 Section 1 5 Section 2 29 Section 3 60 Section 4 71 Section 5 101 Section 6 115 Section 7 128 Section 8 181
 Section 15 260 Section 16 262 Section 17 283 Section 18 302 Section 19 319 Section 20 328 Section 21 339 Section 22 372

 Section 9 201 Section 10 202 Section 11 204 Section 12 207 Section 13 210 Section 14 225
 Section 23 378 Section 24 390 Section 25 431 Section 26 444 Section 27 Section 28

### Popular passages

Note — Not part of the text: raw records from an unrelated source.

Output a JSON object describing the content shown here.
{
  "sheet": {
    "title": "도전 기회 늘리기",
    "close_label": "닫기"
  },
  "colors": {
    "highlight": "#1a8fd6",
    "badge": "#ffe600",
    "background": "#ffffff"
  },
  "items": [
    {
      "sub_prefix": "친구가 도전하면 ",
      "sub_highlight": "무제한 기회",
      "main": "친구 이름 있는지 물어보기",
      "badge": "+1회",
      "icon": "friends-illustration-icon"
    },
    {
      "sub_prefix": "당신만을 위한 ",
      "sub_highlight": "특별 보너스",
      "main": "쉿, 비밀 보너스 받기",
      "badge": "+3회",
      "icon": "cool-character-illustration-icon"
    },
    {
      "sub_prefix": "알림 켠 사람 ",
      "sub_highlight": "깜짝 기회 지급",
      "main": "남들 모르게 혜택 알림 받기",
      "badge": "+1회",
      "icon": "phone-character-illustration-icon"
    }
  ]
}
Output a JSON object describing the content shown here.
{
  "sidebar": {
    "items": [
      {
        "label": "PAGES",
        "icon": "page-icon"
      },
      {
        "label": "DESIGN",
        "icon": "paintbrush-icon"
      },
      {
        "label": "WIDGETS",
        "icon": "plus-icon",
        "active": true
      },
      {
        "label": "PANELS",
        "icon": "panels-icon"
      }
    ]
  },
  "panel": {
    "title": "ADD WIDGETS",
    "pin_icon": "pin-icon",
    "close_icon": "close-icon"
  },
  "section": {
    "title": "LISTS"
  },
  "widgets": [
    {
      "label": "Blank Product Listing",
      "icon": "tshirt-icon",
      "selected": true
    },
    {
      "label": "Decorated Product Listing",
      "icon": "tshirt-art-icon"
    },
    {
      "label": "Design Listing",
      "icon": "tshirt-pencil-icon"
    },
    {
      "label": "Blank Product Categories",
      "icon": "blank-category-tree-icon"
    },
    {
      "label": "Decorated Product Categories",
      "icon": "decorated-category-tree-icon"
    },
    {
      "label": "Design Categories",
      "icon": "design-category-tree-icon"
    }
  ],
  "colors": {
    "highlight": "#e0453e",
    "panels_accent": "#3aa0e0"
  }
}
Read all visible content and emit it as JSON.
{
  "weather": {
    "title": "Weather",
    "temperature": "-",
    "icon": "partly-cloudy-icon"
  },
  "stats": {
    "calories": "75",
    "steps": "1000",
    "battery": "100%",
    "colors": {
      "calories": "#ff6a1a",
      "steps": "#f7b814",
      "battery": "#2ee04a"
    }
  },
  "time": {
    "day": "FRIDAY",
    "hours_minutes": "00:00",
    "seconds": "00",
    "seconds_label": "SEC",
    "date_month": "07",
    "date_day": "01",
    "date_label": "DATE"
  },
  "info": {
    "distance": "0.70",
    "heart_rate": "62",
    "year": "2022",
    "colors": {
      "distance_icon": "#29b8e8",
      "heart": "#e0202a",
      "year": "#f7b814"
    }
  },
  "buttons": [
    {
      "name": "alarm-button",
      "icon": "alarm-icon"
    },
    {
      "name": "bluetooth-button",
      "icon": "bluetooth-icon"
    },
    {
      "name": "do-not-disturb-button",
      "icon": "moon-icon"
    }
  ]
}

Page 110 - To describe an isosceles triangle, having each of the angles at the base double of the third angle.
Page 334 - the first of four magnitudes is said to have the same ratio to the second which the third has to the fourth, when any...
Page 30 - If a straight line fall upon two parallel straight lines, it makes the alternate angles equal to one another ; and the exterior angle equal to the interior and opposite upon the same side ; and likewise the two interior angles upon the same side together equal to two right angles.
Page 334 - The first of four magnitudes is said to have the same ratio to the second, which the third has to the fourth, when any equimultiples whatsoever of the first and third being taken, and any equimultiples whatsoever of the second and fourth, if the multiple of the first be less than that of the second, the multiple of the third is also less than that of the fourth...
Page 88 - ... a circle. The angle in a semicircle is a right angle; the angle in a segment greater than a semicircle is less than a right angle; and the angle in a segment less than a semicircle is greater than a right angle. The opposite angles of any quadrilateral inscribed in a circle are supplementary; and the converse.
Page 295 - If a straight line meets two straight lines, so as to " make the two interior angles on the same side of it taken " together less than two right angles...
Page 10 - A diameter of a circle is a straight line drawn through the centre, and terminated both ways by the circumference.
Page 293 - Thus, for" example, he to whom the geometrical proposition, that the angles of a triangle are together equal to two right angles...
Page 129 - The first and last terms of a proportion are called the extremes, and the two middle terms are called the means.
Page 93 - UPON a given straight line to describe a segment of a circle containing an angle equal to a given rectilineal angle.